BEGIN Records for the task

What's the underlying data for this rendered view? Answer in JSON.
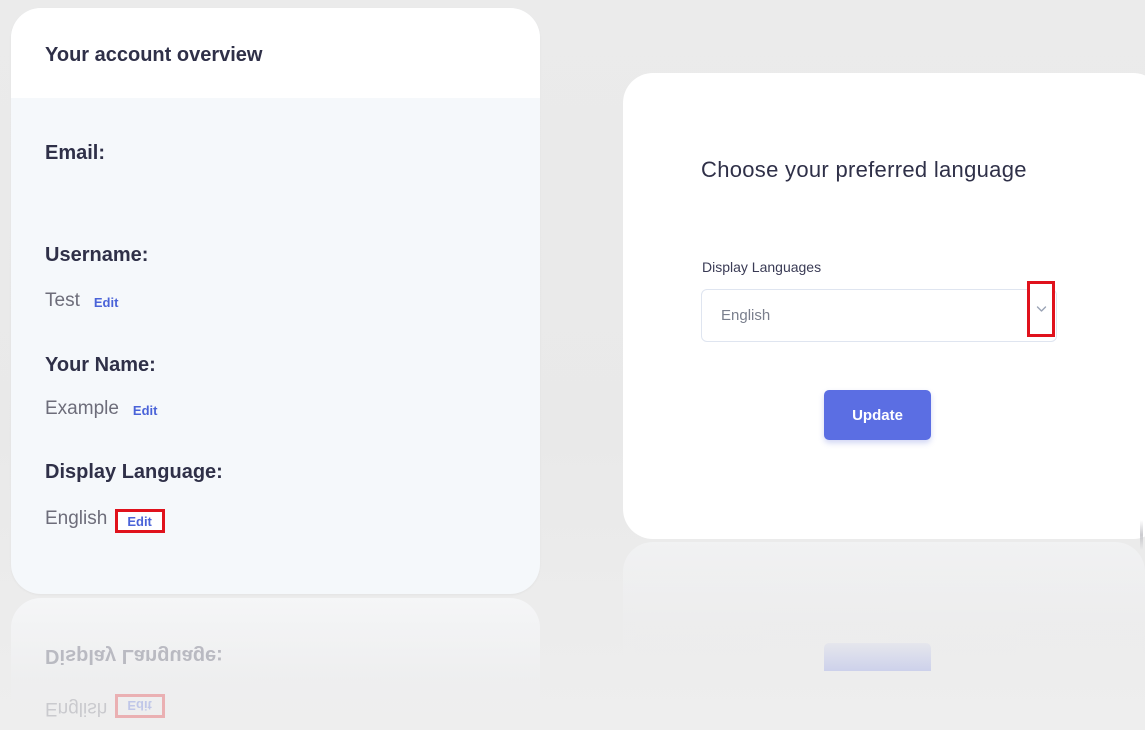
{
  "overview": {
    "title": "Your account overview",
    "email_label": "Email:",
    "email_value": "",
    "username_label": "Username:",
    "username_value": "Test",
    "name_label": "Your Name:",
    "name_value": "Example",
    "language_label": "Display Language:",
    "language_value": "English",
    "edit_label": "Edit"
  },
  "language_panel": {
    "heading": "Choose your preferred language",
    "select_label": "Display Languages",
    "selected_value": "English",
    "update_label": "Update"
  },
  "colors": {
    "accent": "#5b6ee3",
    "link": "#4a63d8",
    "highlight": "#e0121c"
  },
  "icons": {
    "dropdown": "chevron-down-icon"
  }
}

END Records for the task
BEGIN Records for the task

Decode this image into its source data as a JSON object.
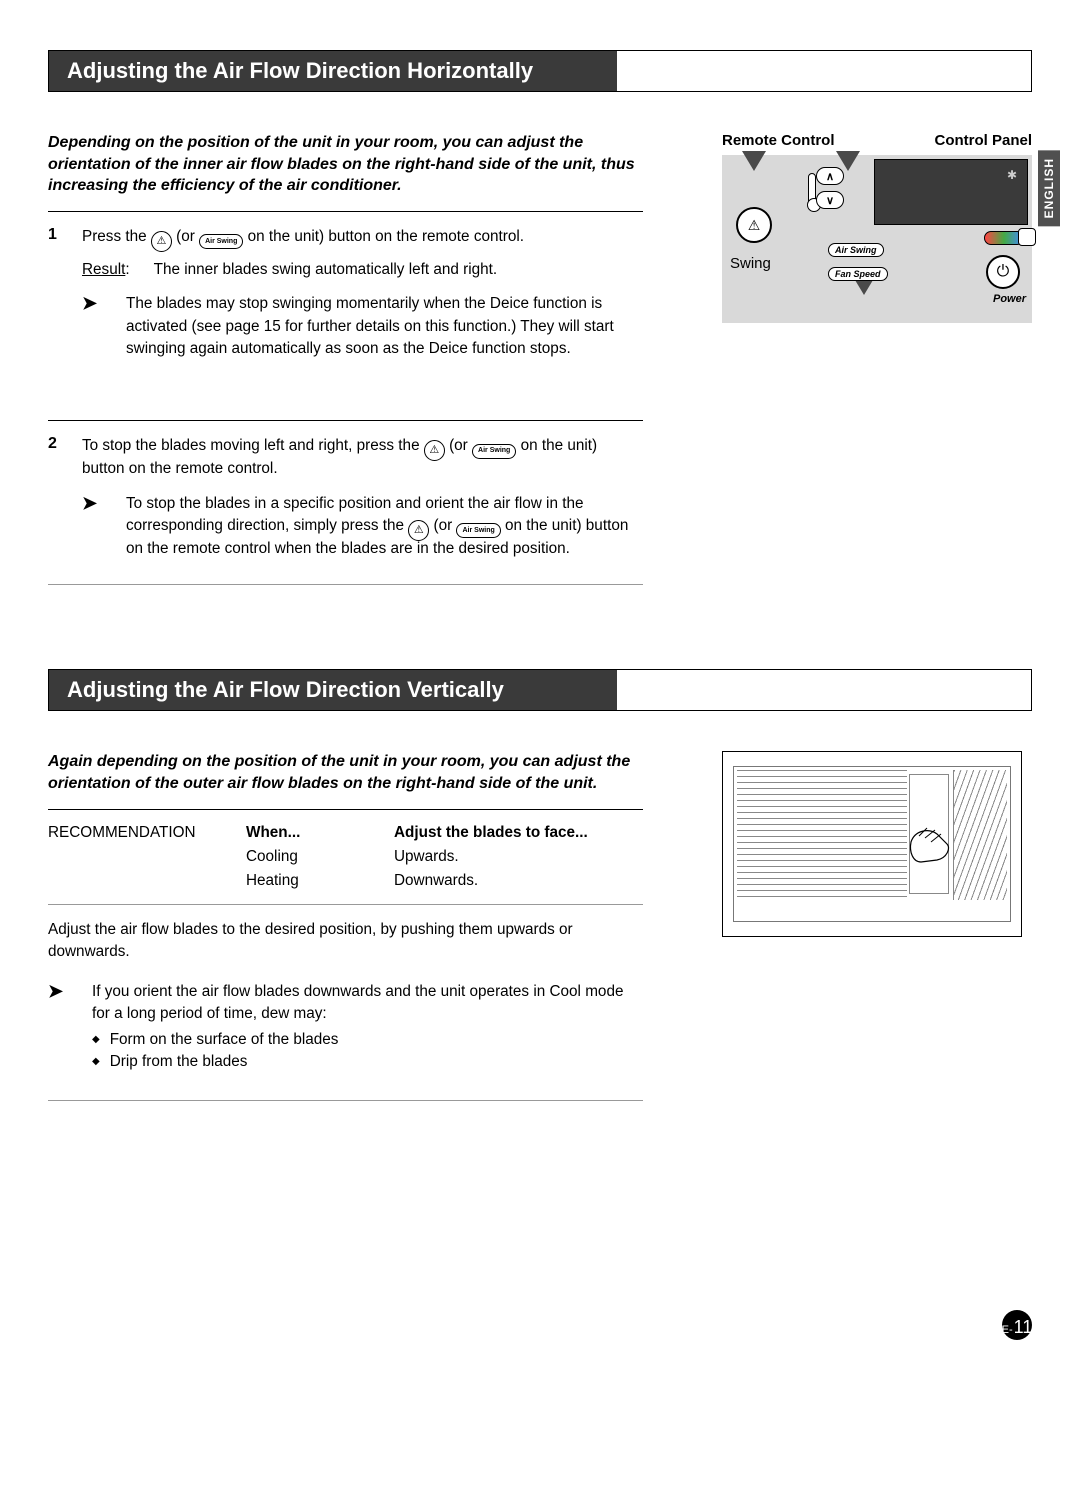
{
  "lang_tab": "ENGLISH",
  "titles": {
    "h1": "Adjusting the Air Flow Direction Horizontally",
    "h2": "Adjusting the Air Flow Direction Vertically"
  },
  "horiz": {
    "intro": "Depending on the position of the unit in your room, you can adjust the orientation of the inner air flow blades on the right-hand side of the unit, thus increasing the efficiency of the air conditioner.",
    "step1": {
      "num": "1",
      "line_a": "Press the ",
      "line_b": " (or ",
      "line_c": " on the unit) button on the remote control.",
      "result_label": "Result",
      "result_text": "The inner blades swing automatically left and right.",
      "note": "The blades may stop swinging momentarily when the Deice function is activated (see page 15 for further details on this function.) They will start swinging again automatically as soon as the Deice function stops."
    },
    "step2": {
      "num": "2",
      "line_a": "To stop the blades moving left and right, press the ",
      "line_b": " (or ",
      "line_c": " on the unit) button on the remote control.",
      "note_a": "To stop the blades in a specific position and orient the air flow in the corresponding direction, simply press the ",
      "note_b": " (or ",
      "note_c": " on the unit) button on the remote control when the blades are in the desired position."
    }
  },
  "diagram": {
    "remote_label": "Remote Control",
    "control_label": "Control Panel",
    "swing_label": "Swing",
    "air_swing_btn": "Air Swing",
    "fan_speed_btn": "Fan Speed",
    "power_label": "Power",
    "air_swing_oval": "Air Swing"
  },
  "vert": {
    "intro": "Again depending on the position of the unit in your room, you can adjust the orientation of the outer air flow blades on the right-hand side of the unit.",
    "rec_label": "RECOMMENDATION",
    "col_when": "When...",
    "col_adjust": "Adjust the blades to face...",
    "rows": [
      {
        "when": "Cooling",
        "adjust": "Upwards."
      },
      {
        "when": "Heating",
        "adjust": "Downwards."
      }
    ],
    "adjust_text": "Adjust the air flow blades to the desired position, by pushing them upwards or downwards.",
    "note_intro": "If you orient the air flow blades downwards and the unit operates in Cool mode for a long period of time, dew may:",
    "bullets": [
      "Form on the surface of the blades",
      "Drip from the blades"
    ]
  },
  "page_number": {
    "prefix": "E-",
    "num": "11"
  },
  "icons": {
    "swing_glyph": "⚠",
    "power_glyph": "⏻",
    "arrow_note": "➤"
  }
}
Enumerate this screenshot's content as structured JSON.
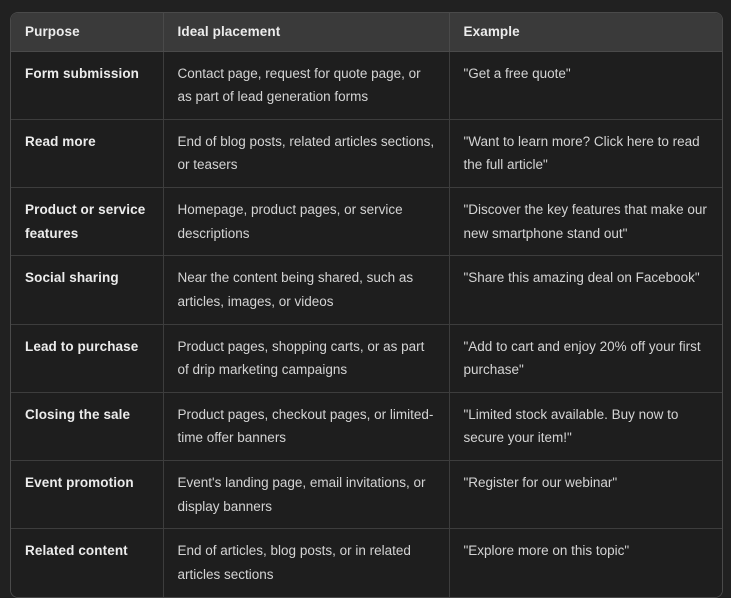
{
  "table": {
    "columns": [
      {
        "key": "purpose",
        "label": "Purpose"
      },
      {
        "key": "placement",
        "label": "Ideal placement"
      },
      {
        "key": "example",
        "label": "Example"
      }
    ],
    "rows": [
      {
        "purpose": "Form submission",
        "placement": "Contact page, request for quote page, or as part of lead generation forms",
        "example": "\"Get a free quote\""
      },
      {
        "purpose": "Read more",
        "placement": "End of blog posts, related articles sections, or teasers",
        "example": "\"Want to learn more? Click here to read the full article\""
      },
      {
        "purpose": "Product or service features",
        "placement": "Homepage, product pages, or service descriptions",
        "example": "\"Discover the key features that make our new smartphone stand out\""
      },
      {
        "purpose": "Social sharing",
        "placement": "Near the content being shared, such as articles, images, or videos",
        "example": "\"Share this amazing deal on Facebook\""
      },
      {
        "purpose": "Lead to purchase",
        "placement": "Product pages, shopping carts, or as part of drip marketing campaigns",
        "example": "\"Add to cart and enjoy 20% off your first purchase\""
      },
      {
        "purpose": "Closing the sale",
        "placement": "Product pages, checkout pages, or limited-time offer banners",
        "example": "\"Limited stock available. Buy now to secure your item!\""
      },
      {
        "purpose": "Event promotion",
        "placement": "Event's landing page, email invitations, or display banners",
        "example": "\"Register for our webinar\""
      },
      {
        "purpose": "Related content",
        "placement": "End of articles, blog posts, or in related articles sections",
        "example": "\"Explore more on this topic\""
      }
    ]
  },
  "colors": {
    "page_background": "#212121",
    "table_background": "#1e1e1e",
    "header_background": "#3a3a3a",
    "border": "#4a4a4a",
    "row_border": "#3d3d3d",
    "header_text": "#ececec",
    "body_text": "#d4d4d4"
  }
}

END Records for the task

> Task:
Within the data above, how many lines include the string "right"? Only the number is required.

> Task result:
4